▶ _Information given_:
================================

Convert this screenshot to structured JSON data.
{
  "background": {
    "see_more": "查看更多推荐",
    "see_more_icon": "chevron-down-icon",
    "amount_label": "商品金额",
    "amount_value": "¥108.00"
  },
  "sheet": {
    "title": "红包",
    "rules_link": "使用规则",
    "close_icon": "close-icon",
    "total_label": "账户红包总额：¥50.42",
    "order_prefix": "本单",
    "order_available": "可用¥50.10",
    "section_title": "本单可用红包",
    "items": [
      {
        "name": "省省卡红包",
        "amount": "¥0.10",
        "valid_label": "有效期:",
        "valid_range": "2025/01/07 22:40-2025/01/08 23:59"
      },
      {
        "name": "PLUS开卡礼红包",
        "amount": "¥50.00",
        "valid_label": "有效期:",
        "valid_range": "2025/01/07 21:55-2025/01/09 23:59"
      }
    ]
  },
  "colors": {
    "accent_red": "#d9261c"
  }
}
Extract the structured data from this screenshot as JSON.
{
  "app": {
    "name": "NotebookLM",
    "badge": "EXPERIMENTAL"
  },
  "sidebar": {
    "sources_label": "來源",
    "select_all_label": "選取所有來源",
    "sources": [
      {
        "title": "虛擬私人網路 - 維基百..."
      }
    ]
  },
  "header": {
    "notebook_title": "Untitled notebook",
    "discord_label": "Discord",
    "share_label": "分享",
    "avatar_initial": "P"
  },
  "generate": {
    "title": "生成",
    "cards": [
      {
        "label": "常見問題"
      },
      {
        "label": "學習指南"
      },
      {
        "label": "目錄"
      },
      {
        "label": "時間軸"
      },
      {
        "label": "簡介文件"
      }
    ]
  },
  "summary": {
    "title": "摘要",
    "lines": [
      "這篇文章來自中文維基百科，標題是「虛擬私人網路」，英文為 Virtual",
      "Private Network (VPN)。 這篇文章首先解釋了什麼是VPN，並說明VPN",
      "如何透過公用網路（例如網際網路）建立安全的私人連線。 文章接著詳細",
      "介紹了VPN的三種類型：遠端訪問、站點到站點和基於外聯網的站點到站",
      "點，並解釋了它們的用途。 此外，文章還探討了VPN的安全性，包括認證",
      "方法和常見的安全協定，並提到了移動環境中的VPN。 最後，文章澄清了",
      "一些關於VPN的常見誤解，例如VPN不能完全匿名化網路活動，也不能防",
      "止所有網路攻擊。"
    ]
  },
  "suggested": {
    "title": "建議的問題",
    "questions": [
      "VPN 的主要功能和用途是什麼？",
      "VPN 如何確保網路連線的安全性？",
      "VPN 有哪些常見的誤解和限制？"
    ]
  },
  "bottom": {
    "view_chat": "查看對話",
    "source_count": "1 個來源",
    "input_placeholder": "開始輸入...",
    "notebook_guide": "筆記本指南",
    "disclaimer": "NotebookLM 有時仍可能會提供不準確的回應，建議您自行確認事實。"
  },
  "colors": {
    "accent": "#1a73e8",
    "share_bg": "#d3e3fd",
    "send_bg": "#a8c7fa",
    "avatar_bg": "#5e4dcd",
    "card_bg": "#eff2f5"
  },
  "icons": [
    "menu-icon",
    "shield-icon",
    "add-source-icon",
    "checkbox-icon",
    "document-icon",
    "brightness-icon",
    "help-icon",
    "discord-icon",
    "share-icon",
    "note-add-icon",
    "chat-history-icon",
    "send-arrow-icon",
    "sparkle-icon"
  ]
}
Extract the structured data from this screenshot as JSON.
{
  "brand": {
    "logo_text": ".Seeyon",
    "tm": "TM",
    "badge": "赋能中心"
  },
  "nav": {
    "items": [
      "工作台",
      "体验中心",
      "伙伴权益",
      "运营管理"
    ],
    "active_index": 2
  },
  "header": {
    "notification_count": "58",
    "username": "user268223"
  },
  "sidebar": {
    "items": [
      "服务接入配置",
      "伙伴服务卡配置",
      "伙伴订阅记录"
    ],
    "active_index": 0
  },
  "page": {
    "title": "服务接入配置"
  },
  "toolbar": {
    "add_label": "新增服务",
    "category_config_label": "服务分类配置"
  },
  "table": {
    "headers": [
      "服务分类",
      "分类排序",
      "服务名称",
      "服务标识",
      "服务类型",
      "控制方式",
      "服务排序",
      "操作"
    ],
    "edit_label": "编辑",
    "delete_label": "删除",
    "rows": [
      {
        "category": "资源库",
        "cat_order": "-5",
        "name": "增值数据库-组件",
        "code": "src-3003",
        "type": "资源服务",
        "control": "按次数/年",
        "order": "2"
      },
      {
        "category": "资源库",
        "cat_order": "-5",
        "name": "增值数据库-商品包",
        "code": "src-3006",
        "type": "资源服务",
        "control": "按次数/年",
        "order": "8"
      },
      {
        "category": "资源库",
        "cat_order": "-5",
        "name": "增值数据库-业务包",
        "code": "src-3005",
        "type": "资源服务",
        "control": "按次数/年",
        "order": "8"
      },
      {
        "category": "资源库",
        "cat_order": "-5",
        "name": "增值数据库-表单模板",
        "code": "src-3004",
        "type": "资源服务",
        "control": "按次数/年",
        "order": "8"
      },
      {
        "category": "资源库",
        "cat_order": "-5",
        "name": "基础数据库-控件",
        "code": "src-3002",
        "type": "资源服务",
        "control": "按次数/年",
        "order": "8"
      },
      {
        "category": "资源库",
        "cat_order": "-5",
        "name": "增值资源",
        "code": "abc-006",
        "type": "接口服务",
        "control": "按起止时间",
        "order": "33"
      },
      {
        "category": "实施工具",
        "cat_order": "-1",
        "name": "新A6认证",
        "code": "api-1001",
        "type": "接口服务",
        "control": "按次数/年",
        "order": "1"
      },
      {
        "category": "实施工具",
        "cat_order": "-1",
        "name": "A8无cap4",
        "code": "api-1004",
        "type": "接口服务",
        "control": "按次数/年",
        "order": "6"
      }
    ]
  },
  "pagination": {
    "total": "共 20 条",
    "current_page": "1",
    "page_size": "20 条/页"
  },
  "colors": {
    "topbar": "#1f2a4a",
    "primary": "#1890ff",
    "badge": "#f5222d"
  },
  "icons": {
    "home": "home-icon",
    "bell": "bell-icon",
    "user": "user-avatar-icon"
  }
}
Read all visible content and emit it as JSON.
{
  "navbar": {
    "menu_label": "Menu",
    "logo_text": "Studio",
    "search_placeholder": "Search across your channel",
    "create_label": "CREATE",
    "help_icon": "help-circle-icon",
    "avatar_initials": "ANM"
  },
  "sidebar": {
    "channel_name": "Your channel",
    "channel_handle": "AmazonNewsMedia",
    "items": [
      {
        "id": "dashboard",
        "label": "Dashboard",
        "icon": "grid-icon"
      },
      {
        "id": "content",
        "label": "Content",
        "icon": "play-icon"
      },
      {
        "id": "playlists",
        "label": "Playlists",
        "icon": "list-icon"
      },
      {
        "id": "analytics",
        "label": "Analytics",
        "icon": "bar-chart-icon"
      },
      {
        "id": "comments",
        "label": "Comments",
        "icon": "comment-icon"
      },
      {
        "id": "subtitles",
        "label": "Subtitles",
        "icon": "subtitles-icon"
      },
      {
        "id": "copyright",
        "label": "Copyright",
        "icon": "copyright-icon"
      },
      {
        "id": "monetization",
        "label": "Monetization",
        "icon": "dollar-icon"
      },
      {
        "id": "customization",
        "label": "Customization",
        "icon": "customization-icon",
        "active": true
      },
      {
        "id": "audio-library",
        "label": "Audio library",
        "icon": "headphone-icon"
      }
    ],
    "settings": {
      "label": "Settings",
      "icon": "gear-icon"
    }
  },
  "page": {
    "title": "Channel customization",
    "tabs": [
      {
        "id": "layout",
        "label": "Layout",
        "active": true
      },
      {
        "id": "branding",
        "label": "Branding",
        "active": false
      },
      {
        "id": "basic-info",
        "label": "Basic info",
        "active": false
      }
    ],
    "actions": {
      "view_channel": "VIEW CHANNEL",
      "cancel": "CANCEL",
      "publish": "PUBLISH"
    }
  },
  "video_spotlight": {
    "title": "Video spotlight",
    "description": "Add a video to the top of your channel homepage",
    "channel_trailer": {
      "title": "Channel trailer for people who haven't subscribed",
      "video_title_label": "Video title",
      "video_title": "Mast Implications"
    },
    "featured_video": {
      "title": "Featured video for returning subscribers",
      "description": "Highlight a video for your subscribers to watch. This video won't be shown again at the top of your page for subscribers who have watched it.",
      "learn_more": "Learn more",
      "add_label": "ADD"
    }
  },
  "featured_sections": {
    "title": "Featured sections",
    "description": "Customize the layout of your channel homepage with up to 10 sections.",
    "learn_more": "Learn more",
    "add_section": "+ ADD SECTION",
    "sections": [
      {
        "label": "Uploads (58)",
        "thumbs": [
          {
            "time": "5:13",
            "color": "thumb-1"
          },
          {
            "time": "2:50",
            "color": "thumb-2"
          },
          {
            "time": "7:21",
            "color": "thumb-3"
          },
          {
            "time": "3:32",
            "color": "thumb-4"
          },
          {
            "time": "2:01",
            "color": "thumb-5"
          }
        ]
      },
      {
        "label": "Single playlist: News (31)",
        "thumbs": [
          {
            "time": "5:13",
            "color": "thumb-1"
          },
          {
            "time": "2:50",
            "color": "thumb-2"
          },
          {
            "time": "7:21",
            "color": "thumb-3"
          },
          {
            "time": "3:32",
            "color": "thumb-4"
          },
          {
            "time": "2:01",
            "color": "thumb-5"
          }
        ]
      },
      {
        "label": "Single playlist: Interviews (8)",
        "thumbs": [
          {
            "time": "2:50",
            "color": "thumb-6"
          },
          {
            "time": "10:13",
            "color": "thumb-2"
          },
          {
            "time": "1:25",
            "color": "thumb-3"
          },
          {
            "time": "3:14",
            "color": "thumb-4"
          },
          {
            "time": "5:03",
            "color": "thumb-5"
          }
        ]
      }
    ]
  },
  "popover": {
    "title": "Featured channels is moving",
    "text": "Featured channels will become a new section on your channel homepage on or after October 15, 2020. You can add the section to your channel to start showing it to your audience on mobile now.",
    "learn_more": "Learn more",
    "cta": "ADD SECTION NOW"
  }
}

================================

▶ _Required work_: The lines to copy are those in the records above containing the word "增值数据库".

▶ _Response below_:
        "name": "增值数据库-组件",
        "name": "增值数据库-商品包",
        "name": "增值数据库-业务包",
        "name": "增值数据库-表单模板",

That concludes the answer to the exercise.